▶ _Aim of the task_
Verbatim copy without images: return all of the data as it stands.

▶ _Information given_
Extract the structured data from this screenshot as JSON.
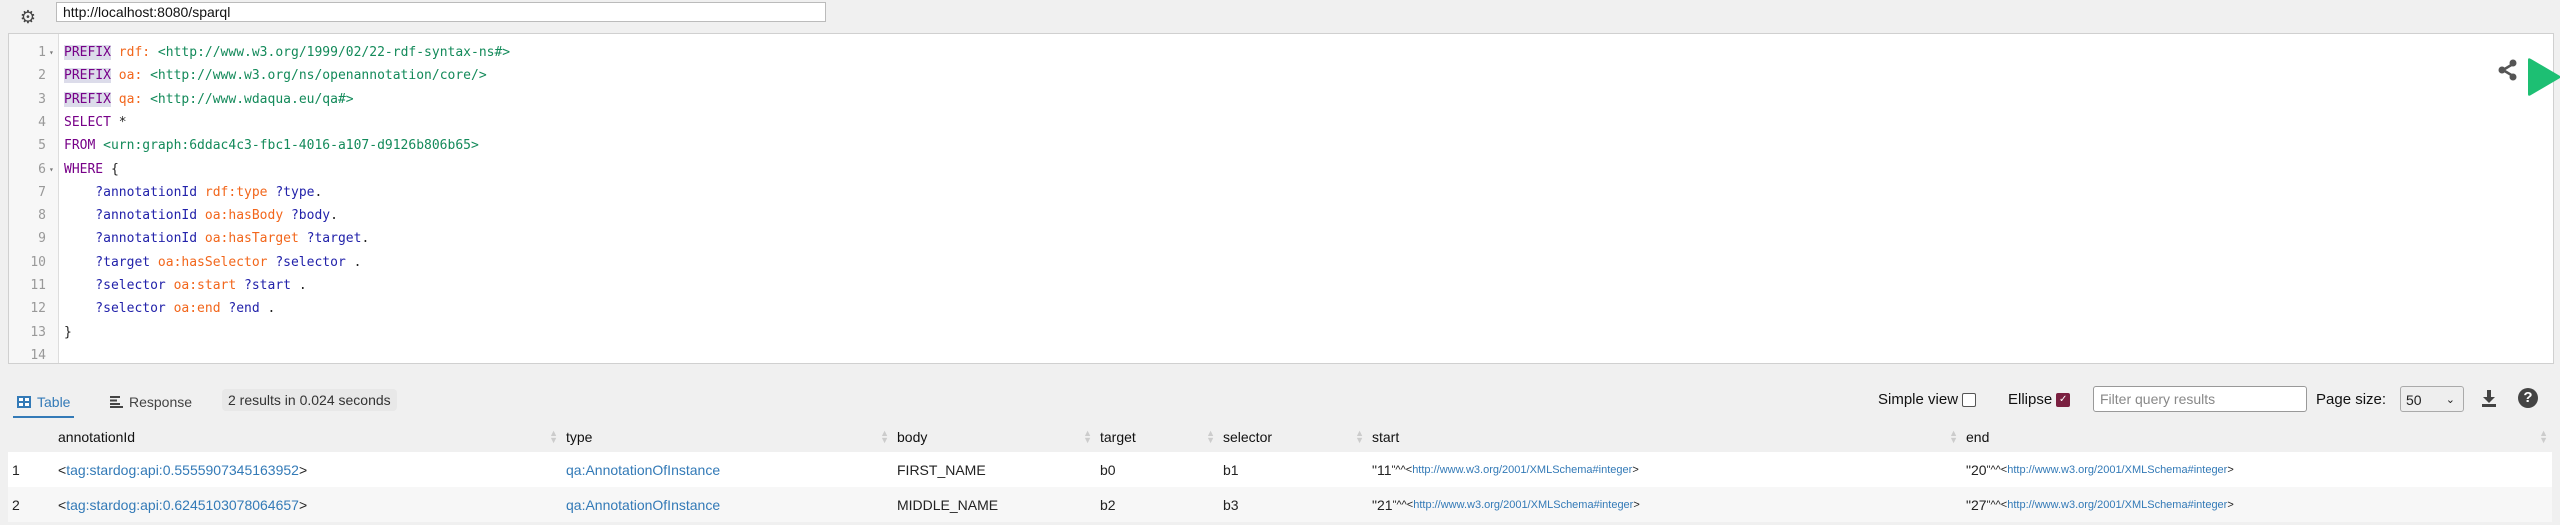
{
  "toolbar": {
    "settings_icon": "gear-icon",
    "endpoint_url": "http://localhost:8080/sparql"
  },
  "editor": {
    "lines": [
      {
        "n": "1",
        "fold": true,
        "tokens": [
          {
            "t": "PREFIX",
            "c": "kwh"
          },
          {
            "t": " rdf:",
            "c": "pfx"
          },
          {
            "t": " <http://www.w3.org/1999/02/22-rdf-syntax-ns#>",
            "c": "iri"
          }
        ]
      },
      {
        "n": "2",
        "tokens": [
          {
            "t": "PREFIX",
            "c": "kwh"
          },
          {
            "t": " oa:",
            "c": "pfx"
          },
          {
            "t": " <http://www.w3.org/ns/openannotation/core/>",
            "c": "iri"
          }
        ]
      },
      {
        "n": "3",
        "tokens": [
          {
            "t": "PREFIX",
            "c": "kwh"
          },
          {
            "t": " qa:",
            "c": "pfx"
          },
          {
            "t": " <http://www.wdaqua.eu/qa#>",
            "c": "iri"
          }
        ]
      },
      {
        "n": "4",
        "tokens": [
          {
            "t": "SELECT",
            "c": "kw"
          },
          {
            "t": " *",
            "c": "pun"
          }
        ]
      },
      {
        "n": "5",
        "tokens": [
          {
            "t": "FROM",
            "c": "kw"
          },
          {
            "t": " <urn:graph:6ddac4c3-fbc1-4016-a107-d9126b806b65>",
            "c": "iri"
          }
        ]
      },
      {
        "n": "6",
        "fold": true,
        "tokens": [
          {
            "t": "WHERE",
            "c": "kw"
          },
          {
            "t": " {",
            "c": "pun"
          }
        ]
      },
      {
        "n": "7",
        "tokens": [
          {
            "t": "    ?annotationId",
            "c": "var"
          },
          {
            "t": " rdf:type",
            "c": "pfx"
          },
          {
            "t": " ?type",
            "c": "var"
          },
          {
            "t": ".",
            "c": "pun"
          }
        ]
      },
      {
        "n": "8",
        "tokens": [
          {
            "t": "    ?annotationId",
            "c": "var"
          },
          {
            "t": " oa:hasBody",
            "c": "pfx"
          },
          {
            "t": " ?body",
            "c": "var"
          },
          {
            "t": ".",
            "c": "pun"
          }
        ]
      },
      {
        "n": "9",
        "tokens": [
          {
            "t": "    ?annotationId",
            "c": "var"
          },
          {
            "t": " oa:hasTarget",
            "c": "pfx"
          },
          {
            "t": " ?target",
            "c": "var"
          },
          {
            "t": ".",
            "c": "pun"
          }
        ]
      },
      {
        "n": "10",
        "tokens": [
          {
            "t": "    ?target",
            "c": "var"
          },
          {
            "t": " oa:hasSelector",
            "c": "pfx"
          },
          {
            "t": " ?selector",
            "c": "var"
          },
          {
            "t": " .",
            "c": "pun"
          }
        ]
      },
      {
        "n": "11",
        "tokens": [
          {
            "t": "    ?selector",
            "c": "var"
          },
          {
            "t": " oa:start",
            "c": "pfx"
          },
          {
            "t": " ?start",
            "c": "var"
          },
          {
            "t": " .",
            "c": "pun"
          }
        ]
      },
      {
        "n": "12",
        "tokens": [
          {
            "t": "    ?selector",
            "c": "var"
          },
          {
            "t": " oa:end",
            "c": "pfx"
          },
          {
            "t": " ?end",
            "c": "var"
          },
          {
            "t": " .",
            "c": "pun"
          }
        ]
      },
      {
        "n": "13",
        "tokens": [
          {
            "t": "}",
            "c": "pun"
          }
        ]
      },
      {
        "n": "14",
        "tokens": []
      }
    ],
    "share_icon": "share-icon",
    "run_icon": "play-icon",
    "run_color": "#1dbf73"
  },
  "results": {
    "tabs": [
      {
        "label": "Table",
        "icon": "table-icon",
        "active": true
      },
      {
        "label": "Response",
        "icon": "align-left-icon"
      }
    ],
    "summary": "2 results in 0.024 seconds",
    "simple_view_label": "Simple view",
    "simple_view_checked": false,
    "ellipse_label": "Ellipse",
    "ellipse_checked": true,
    "filter_placeholder": "Filter query results",
    "page_size_label": "Page size:",
    "page_size_value": "50",
    "download_icon": "download-icon",
    "help_icon": "question-circle-icon",
    "help_glyph": "?",
    "columns": [
      "",
      "annotationId",
      "type",
      "body",
      "target",
      "selector",
      "start",
      "end"
    ],
    "rows": [
      {
        "index": "1",
        "annotationId": "tag:stardog:api:0.5555907345163952",
        "type": "qa:AnnotationOfInstance",
        "body": "FIRST_NAME",
        "target": "b0",
        "selector": "b1",
        "start": "11",
        "end": "20",
        "datatype": "http://www.w3.org/2001/XMLSchema#integer"
      },
      {
        "index": "2",
        "annotationId": "tag:stardog:api:0.6245103078064657",
        "type": "qa:AnnotationOfInstance",
        "body": "MIDDLE_NAME",
        "target": "b2",
        "selector": "b3",
        "start": "21",
        "end": "27",
        "datatype": "http://www.w3.org/2001/XMLSchema#integer"
      }
    ]
  }
}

▶ _Answer to the exercise_
Extract the structured data from this screenshot as JSON.
{
  "toolbar": {
    "settings_icon": "gear-icon",
    "endpoint_url": "http://localhost:8080/sparql"
  },
  "editor": {
    "lines": [
      {
        "n": "1",
        "fold": true,
        "tokens": [
          {
            "t": "PREFIX",
            "c": "kwh"
          },
          {
            "t": " rdf:",
            "c": "pfx"
          },
          {
            "t": " <http://www.w3.org/1999/02/22-rdf-syntax-ns#>",
            "c": "iri"
          }
        ]
      },
      {
        "n": "2",
        "tokens": [
          {
            "t": "PREFIX",
            "c": "kwh"
          },
          {
            "t": " oa:",
            "c": "pfx"
          },
          {
            "t": " <http://www.w3.org/ns/openannotation/core/>",
            "c": "iri"
          }
        ]
      },
      {
        "n": "3",
        "tokens": [
          {
            "t": "PREFIX",
            "c": "kwh"
          },
          {
            "t": " qa:",
            "c": "pfx"
          },
          {
            "t": " <http://www.wdaqua.eu/qa#>",
            "c": "iri"
          }
        ]
      },
      {
        "n": "4",
        "tokens": [
          {
            "t": "SELECT",
            "c": "kw"
          },
          {
            "t": " *",
            "c": "pun"
          }
        ]
      },
      {
        "n": "5",
        "tokens": [
          {
            "t": "FROM",
            "c": "kw"
          },
          {
            "t": " <urn:graph:6ddac4c3-fbc1-4016-a107-d9126b806b65>",
            "c": "iri"
          }
        ]
      },
      {
        "n": "6",
        "fold": true,
        "tokens": [
          {
            "t": "WHERE",
            "c": "kw"
          },
          {
            "t": " {",
            "c": "pun"
          }
        ]
      },
      {
        "n": "7",
        "tokens": [
          {
            "t": "    ?annotationId",
            "c": "var"
          },
          {
            "t": " rdf:type",
            "c": "pfx"
          },
          {
            "t": " ?type",
            "c": "var"
          },
          {
            "t": ".",
            "c": "pun"
          }
        ]
      },
      {
        "n": "8",
        "tokens": [
          {
            "t": "    ?annotationId",
            "c": "var"
          },
          {
            "t": " oa:hasBody",
            "c": "pfx"
          },
          {
            "t": " ?body",
            "c": "var"
          },
          {
            "t": ".",
            "c": "pun"
          }
        ]
      },
      {
        "n": "9",
        "tokens": [
          {
            "t": "    ?annotationId",
            "c": "var"
          },
          {
            "t": " oa:hasTarget",
            "c": "pfx"
          },
          {
            "t": " ?target",
            "c": "var"
          },
          {
            "t": ".",
            "c": "pun"
          }
        ]
      },
      {
        "n": "10",
        "tokens": [
          {
            "t": "    ?target",
            "c": "var"
          },
          {
            "t": " oa:hasSelector",
            "c": "pfx"
          },
          {
            "t": " ?selector",
            "c": "var"
          },
          {
            "t": " .",
            "c": "pun"
          }
        ]
      },
      {
        "n": "11",
        "tokens": [
          {
            "t": "    ?selector",
            "c": "var"
          },
          {
            "t": " oa:start",
            "c": "pfx"
          },
          {
            "t": " ?start",
            "c": "var"
          },
          {
            "t": " .",
            "c": "pun"
          }
        ]
      },
      {
        "n": "12",
        "tokens": [
          {
            "t": "    ?selector",
            "c": "var"
          },
          {
            "t": " oa:end",
            "c": "pfx"
          },
          {
            "t": " ?end",
            "c": "var"
          },
          {
            "t": " .",
            "c": "pun"
          }
        ]
      },
      {
        "n": "13",
        "tokens": [
          {
            "t": "}",
            "c": "pun"
          }
        ]
      },
      {
        "n": "14",
        "tokens": []
      }
    ],
    "share_icon": "share-icon",
    "run_icon": "play-icon",
    "run_color": "#1dbf73"
  },
  "results": {
    "tabs": [
      {
        "label": "Table",
        "icon": "table-icon",
        "active": true
      },
      {
        "label": "Response",
        "icon": "align-left-icon"
      }
    ],
    "summary": "2 results in 0.024 seconds",
    "simple_view_label": "Simple view",
    "simple_view_checked": false,
    "ellipse_label": "Ellipse",
    "ellipse_checked": true,
    "filter_placeholder": "Filter query results",
    "page_size_label": "Page size:",
    "page_size_value": "50",
    "download_icon": "download-icon",
    "help_icon": "question-circle-icon",
    "help_glyph": "?",
    "columns": [
      "",
      "annotationId",
      "type",
      "body",
      "target",
      "selector",
      "start",
      "end"
    ],
    "rows": [
      {
        "index": "1",
        "annotationId": "tag:stardog:api:0.5555907345163952",
        "type": "qa:AnnotationOfInstance",
        "body": "FIRST_NAME",
        "target": "b0",
        "selector": "b1",
        "start": "11",
        "end": "20",
        "datatype": "http://www.w3.org/2001/XMLSchema#integer"
      },
      {
        "index": "2",
        "annotationId": "tag:stardog:api:0.6245103078064657",
        "type": "qa:AnnotationOfInstance",
        "body": "MIDDLE_NAME",
        "target": "b2",
        "selector": "b3",
        "start": "21",
        "end": "27",
        "datatype": "http://www.w3.org/2001/XMLSchema#integer"
      }
    ]
  }
}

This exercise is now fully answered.